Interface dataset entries

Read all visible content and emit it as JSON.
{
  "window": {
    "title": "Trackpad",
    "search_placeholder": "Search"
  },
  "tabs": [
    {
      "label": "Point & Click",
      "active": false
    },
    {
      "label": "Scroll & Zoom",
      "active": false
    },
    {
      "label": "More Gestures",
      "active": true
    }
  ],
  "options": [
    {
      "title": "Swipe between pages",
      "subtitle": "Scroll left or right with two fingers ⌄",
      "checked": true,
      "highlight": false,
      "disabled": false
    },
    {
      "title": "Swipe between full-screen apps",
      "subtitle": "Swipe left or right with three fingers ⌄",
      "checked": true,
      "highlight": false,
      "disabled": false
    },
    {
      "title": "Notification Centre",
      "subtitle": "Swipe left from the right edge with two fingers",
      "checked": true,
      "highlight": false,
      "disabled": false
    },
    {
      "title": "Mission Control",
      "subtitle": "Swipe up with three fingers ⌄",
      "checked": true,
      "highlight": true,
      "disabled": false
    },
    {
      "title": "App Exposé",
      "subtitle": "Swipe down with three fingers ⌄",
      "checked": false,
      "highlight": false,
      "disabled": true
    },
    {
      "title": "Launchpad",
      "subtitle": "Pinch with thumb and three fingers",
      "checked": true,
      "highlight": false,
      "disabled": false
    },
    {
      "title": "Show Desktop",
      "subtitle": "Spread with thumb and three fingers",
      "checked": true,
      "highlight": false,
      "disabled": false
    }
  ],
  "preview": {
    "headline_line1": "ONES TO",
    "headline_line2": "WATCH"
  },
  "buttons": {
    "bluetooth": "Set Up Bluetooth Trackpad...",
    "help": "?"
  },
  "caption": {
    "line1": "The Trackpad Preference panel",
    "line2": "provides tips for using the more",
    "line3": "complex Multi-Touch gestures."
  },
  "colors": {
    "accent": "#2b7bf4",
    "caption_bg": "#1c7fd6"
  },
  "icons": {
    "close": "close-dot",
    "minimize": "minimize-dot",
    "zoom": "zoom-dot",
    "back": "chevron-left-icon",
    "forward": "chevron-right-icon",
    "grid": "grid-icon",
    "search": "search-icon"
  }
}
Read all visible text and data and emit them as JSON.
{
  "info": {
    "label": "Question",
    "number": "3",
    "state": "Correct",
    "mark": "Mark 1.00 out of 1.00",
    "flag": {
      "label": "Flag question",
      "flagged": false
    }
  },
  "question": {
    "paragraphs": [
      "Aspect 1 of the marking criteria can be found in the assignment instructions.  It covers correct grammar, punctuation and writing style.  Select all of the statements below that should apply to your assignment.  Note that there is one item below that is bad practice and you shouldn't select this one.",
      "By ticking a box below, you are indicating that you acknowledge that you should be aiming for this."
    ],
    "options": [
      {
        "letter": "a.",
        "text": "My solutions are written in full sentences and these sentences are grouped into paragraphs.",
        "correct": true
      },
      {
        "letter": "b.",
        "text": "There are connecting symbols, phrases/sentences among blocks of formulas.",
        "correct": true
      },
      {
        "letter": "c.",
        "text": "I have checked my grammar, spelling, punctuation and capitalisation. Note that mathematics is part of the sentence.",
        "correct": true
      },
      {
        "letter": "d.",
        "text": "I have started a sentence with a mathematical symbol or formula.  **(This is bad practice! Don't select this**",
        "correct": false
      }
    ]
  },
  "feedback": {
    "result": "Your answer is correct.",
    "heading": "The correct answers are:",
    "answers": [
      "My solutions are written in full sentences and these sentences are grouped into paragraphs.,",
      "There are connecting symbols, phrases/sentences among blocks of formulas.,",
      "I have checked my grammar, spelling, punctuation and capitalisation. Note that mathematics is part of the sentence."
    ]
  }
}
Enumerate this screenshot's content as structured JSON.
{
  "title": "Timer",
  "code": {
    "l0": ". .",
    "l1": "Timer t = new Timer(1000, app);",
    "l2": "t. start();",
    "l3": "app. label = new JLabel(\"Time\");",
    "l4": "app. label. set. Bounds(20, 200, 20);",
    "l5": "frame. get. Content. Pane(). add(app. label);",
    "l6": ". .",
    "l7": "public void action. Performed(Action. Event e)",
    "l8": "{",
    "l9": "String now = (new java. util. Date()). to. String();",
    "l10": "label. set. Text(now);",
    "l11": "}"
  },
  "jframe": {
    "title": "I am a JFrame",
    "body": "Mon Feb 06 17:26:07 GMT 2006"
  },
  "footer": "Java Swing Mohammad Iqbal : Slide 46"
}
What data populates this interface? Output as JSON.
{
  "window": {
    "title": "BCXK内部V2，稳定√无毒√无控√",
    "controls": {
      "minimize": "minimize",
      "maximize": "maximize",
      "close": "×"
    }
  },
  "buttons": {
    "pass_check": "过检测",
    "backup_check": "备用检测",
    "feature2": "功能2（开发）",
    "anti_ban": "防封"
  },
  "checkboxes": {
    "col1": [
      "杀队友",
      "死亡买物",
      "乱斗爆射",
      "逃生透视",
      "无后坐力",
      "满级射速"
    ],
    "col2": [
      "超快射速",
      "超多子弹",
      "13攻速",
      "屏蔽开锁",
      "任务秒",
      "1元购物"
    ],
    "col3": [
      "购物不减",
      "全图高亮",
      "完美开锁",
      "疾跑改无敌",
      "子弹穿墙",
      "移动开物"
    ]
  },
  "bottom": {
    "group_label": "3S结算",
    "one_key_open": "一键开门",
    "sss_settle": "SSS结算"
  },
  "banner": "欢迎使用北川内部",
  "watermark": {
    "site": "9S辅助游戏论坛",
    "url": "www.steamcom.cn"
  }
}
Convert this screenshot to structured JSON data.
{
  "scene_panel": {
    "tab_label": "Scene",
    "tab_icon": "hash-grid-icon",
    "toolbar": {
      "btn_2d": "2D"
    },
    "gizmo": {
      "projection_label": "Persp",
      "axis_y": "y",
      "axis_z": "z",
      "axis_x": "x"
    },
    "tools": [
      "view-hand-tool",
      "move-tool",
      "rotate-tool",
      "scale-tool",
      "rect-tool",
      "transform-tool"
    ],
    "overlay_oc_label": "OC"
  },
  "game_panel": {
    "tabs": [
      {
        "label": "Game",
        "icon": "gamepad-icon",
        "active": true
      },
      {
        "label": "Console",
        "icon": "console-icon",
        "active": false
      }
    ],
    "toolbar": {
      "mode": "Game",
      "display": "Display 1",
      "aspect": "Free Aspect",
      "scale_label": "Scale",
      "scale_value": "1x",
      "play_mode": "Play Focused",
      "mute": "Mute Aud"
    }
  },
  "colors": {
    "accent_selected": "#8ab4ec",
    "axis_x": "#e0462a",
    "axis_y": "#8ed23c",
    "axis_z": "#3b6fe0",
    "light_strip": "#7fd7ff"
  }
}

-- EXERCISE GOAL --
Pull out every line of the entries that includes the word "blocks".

-- RESULT FOR THIS TASK --
        "text": "There are connecting symbols, phrases/sentences among blocks of formulas.",
      "There are connecting symbols, phrases/sentences among blocks of formulas.,",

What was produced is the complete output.